In response to:

Giving the Devil His Due from the December 1, 1994 issue

To the Editors:

I read Michael Meyer’s balanced review [NYR, December 1, 1994] of recent books by and on Brecht with pleasure. However, in praising Professor Fuegi’s undeniable efforts to “set the record straight” about Brecht, Meyer quotes as unquestioned fact Professor Fuegi’s allegation in his Brecht and Company that the young Brecht “had a habit of urinating into baskets of clean laundry to save going downstairs to the ground floor toilet.” I am less concerned with the details of Brecht’s infamous laxity in matters of personal hygiene than with Professor Fuegi’s grasp of the German language. Quite simply Professor Fuegi has misunderstood a poem in which Brecht describes his mother’s dripping laundry as “pissing” into the basket below.

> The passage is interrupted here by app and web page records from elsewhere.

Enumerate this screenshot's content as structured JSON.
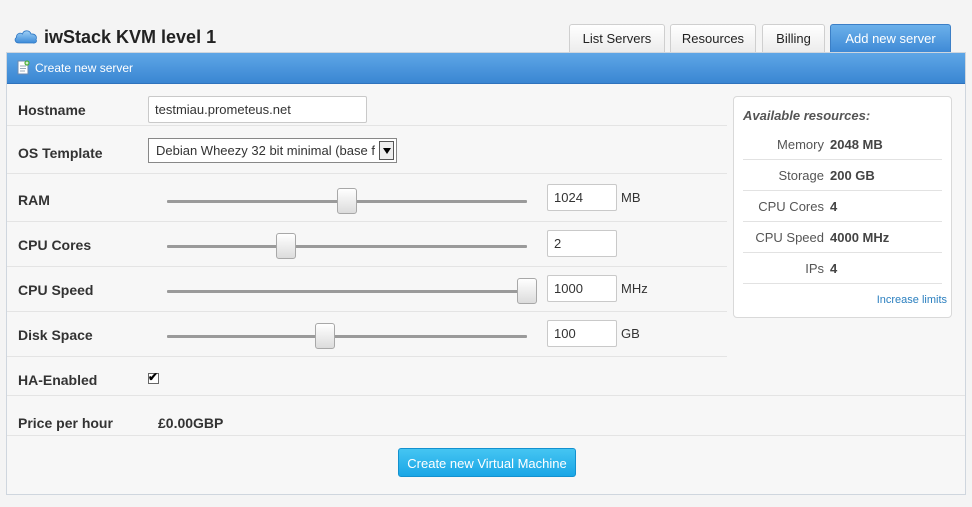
{
  "app": {
    "title": "iwStack KVM level 1"
  },
  "tabs": [
    {
      "label": "List Servers"
    },
    {
      "label": "Resources"
    },
    {
      "label": "Billing"
    },
    {
      "label": "Add new server",
      "active": true
    }
  ],
  "panel": {
    "title": "Create new server"
  },
  "form": {
    "hostname": {
      "label": "Hostname",
      "value": "testmiau.prometeus.net"
    },
    "os_template": {
      "label": "OS Template",
      "selected": "Debian Wheezy 32 bit minimal (base f"
    },
    "ram": {
      "label": "RAM",
      "value": "1024",
      "unit": "MB",
      "slider_fraction": 0.5
    },
    "cpu_cores": {
      "label": "CPU Cores",
      "value": "2",
      "slider_fraction": 0.33
    },
    "cpu_speed": {
      "label": "CPU Speed",
      "value": "1000",
      "unit": "MHz",
      "slider_fraction": 1.0
    },
    "disk_space": {
      "label": "Disk Space",
      "value": "100",
      "unit": "GB",
      "slider_fraction": 0.44
    },
    "ha_enabled": {
      "label": "HA-Enabled",
      "checked": true
    },
    "price": {
      "label": "Price per hour",
      "value": "£0.00GBP"
    },
    "submit_label": "Create new Virtual Machine"
  },
  "resources": {
    "title": "Available resources:",
    "items": [
      {
        "key": "Memory",
        "value": "2048 MB"
      },
      {
        "key": "Storage",
        "value": "200 GB"
      },
      {
        "key": "CPU Cores",
        "value": "4"
      },
      {
        "key": "CPU Speed",
        "value": "4000 MHz"
      },
      {
        "key": "IPs",
        "value": "4"
      }
    ],
    "link": "Increase limits"
  },
  "colors": {
    "accent": "#3f8ad6",
    "button": "#1aa6e6",
    "link": "#2a7fbf"
  },
  "icons": {
    "logo": "cloud-icon",
    "panel": "document-add-icon",
    "dropdown": "chevron-down-icon",
    "check": "checkmark-icon"
  }
}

Some of Meyer’s criticism about poor checking by the publishers must fall on the author since there are a good many such instances of inaccuracy on points of German: Arnolt Bronnen’s play Exzesse is translated not as “Excesses” but as “Excess” and his Katalaunische Schlacht more seriously mistranslated as “Battle of Catalonia” (the play actually deals with the famous “Battle of the Catalaunian Fields” at which Attila’s Huns were defeated by an alliance of the Romans, the West Goths and the Franks). A number of German names and titles are mis-spelt, thus Brecht’s poem “Keiner oder Alle” is cited as “Keine oder Alle,” Mehring’s Ketzerbrevier as Ketzenbrevier, Zaubernacht as Zaubermacht, Herrnburger as Herrenberger, Stauffenberg as Stauffenburg, Der Untergang des Abendlandes as Die Untergang, Junge Bühne as Jungen Bühne, Sport im Bild as Sport im Bilder. The actor Harald Paulsen becomes Harold Paulsen, Jakob Geis becomes Jacob Geis, Albert Lortzning becomes Albert Lortzning, the character Cridle becomes Criddle, Franz Blei becomes Franz Bleis, Lotta Svörd becomes Lotta Svörd, Ernst von Salamon becomes Ernst von Salamon, the Munich Kammerspiel becomes the Kammerspiel, while the play Urfaust is re-titled Urfaustus.

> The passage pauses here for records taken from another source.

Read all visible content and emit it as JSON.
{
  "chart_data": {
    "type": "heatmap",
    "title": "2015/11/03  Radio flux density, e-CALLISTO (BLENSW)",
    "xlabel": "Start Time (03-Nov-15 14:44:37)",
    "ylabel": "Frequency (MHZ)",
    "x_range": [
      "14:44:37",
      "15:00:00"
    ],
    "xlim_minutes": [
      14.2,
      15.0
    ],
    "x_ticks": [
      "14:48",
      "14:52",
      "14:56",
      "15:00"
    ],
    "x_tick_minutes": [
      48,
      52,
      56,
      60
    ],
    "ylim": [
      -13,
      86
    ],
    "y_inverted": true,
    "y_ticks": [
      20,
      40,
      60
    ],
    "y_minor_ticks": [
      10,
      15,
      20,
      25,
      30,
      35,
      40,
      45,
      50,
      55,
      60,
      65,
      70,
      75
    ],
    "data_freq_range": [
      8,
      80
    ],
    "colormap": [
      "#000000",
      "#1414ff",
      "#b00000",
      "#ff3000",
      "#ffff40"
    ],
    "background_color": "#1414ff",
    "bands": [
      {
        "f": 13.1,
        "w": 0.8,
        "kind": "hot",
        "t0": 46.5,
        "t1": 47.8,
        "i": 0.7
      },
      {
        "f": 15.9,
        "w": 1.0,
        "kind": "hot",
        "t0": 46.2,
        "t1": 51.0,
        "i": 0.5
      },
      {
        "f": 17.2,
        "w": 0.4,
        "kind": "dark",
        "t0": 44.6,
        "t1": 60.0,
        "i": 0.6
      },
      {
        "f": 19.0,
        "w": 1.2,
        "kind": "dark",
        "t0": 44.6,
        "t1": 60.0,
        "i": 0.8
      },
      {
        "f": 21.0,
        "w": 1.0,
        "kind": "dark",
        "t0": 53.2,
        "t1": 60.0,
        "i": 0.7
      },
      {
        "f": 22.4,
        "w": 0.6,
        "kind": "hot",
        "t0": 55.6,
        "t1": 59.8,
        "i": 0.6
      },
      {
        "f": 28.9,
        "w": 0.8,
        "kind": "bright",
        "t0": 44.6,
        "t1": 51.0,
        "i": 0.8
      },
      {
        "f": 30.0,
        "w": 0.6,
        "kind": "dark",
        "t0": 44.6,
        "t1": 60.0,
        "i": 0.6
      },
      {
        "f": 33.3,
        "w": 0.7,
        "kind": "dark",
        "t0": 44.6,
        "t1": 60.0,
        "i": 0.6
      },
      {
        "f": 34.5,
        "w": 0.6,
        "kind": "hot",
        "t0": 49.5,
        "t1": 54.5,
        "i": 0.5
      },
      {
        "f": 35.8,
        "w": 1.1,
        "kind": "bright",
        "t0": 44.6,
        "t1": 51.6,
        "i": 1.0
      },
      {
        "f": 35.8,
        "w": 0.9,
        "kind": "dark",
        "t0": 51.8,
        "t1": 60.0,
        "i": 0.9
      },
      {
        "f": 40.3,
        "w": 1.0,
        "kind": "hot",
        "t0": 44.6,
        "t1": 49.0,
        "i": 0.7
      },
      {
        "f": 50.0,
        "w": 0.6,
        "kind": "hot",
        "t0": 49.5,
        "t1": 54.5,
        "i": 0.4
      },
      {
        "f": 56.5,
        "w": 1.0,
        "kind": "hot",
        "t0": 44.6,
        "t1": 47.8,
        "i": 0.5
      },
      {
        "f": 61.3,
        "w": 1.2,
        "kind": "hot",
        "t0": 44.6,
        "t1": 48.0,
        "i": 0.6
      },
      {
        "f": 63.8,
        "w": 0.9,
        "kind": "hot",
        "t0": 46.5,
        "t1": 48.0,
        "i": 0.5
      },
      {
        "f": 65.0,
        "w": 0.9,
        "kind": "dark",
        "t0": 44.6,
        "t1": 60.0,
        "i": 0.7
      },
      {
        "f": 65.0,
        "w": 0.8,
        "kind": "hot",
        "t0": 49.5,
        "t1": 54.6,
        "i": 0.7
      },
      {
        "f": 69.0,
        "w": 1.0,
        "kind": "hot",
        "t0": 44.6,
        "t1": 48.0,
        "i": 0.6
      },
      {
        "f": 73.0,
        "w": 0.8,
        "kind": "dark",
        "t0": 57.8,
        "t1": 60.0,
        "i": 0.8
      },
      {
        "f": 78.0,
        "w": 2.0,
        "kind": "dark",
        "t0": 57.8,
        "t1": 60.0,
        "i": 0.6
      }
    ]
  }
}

There are problems at the level of information too. Anyone who has tried to go by train from Munich to Freiburg, even nowadays, is not likely to think it “nearby.” More seriously, Brecht is criticized for not pleading the Fifth Amendment as all Communist Party members had been instructed to do by Moscow, yet Brecht’s biographer, Klaus Völker, states that Brecht answered quite truthfully when he said that he was not a member of the party.

Statements about Brecht’s texts are not always as reliable as they should be. It is not true, for example, that “At the play’s close, Baal feigns death, and grabs and consumes the vulture that has descended to feed on him”; Professor Fuegi may have been thinking of the poem “Chorale of the Great Baal.” Nor is Drums in the Night set in a “bedroom”; the first act is set in the “Stube” or main room of the Balickes’ flat. Nor is it true that The Good Woman of Setzuan is the first play by Brecht in which “somebody who does good will not be executed”; not only is Pelagea Wlassova, heroine of The Mother, not executed but the last scene of the play shows her refusing to hand the Red Flag over to others and proclaiming that those who are defeated today will be the victors tomorrow.

Ronald Speirs
Department of German Studies
The University of Birmingham
Birmingham, England

This Issue

January 12, 1995